Lucerne (Medicago sativa L.) is a perennial legume and a valuable crop worldwide, with approximately 3.2 million hectares sown in Australia.
Lucerne has a deep taproot which can extract available water from the soil profile and also has high water use efficiency, making it a very drought tolerant species.
Lucerne can fix its own nitrogen and is proportional to the foliage grown (approximately 25kg N/t above ground dry matter).
It is often being referred to as the ‘King of Fodders’, because of its high nutritional quality, high yield, persistence under dry conditions, ability to fix atmospheric nitrogen and flexibility of being a dual-purpose crop for both grazing and hay, or for specialty hay and silage crops.
The question often asked is ‘why isn’t everyone growing it?’ The role it can play and suitability on each individual farm will be different from region to region. While there are some perceived limitations to growing lucerne, sound agronomic advice and practice during paddock selection, preparation, establishment and ongoing management for the life of a stand will go a long way in mitigating many of these.
Numerous studies have shown the benefits of lucerne-based pastures for improvement in animal production in Australia:

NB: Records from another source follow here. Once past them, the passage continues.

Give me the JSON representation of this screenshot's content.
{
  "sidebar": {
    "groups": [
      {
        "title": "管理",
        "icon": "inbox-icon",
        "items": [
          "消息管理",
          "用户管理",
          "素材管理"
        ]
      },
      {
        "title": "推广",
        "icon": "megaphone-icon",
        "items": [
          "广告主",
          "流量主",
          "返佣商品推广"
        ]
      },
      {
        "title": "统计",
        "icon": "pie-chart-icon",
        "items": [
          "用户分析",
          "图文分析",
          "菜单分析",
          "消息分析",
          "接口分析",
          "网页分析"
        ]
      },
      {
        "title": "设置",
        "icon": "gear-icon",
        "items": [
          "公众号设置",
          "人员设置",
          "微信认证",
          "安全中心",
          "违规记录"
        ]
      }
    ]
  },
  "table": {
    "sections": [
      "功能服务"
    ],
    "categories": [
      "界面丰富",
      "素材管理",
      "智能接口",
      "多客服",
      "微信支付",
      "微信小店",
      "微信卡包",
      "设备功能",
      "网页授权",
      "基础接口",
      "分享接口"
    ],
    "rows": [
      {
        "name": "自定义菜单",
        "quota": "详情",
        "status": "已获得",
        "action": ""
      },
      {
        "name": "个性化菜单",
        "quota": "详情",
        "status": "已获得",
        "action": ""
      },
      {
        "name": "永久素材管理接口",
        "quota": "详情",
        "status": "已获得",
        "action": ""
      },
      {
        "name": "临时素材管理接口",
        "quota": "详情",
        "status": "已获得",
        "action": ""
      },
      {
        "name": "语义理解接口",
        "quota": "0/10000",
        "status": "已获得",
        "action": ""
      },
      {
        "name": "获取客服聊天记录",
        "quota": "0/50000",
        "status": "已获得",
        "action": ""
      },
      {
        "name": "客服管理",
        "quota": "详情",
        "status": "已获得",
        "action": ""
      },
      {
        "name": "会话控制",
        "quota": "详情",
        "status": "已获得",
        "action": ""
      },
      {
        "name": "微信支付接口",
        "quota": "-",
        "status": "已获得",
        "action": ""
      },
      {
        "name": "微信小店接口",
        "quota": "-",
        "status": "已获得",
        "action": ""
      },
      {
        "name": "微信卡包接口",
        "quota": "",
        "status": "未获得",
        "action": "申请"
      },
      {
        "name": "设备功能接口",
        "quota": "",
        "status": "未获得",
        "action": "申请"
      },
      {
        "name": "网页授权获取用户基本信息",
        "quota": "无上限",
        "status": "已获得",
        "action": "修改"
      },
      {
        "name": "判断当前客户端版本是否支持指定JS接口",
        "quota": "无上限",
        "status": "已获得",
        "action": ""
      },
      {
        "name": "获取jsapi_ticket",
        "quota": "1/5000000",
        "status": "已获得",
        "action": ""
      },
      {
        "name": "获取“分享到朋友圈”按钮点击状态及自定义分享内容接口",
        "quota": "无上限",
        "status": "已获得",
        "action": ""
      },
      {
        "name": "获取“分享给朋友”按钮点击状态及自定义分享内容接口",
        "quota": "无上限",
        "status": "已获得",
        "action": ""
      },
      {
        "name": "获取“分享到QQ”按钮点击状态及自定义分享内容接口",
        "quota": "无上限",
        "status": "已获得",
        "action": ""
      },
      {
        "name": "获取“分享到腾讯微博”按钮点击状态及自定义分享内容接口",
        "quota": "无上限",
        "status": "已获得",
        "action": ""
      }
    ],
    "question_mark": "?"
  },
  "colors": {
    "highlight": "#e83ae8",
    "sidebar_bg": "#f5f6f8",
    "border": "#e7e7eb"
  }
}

Persistence of a stand is affected by several factors which include dormancy group, grazing and/or hay management, soil fertility, drought and weed invasion. Choosing the right lucerne is about selecting the right characteristics for the environment and management system required, with the aim to ensure the stand produces well for as long as it is needed.

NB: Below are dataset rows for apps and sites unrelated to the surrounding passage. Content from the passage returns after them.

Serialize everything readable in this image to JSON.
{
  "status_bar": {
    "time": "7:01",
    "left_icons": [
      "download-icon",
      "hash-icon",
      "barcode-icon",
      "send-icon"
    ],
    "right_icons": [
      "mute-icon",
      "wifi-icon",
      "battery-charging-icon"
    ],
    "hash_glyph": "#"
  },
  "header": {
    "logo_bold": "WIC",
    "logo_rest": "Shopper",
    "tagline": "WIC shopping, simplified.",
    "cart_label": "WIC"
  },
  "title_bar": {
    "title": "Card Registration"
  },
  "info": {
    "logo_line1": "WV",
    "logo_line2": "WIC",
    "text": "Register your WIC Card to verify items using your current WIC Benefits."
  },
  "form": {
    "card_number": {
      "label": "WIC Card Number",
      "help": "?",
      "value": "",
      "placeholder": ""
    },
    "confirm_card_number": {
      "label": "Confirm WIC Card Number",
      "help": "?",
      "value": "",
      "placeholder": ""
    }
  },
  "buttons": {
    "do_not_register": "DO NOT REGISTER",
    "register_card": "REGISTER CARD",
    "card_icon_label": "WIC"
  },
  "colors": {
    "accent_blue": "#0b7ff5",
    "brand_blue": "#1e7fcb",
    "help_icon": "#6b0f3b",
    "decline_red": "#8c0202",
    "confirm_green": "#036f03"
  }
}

As lucerne relies on stored energy in its roots to regrow new foliage following grazing/cutting, a simple grazing rotation with minimum recovery periods of 35 days (dependent on seasons) and short grazing periods (5-7 days) will ensure a good compromise between quality, yield, animal safety and persistence. However, often the ‘ideal’ grazing management techniques can be difficult due to the size of paddocks or livestock numbers, infrastructure and grazing time required during dry periods (when the only feed available may be the lucerne paddocks). These factors mean that at times lucerne can be over-grazed and stand life depleted. However, the release of grazing tolerant lucerne cultivars, which have been developed to withstand continuous and less than ideal grazing practices, offers a significant benefit to producers.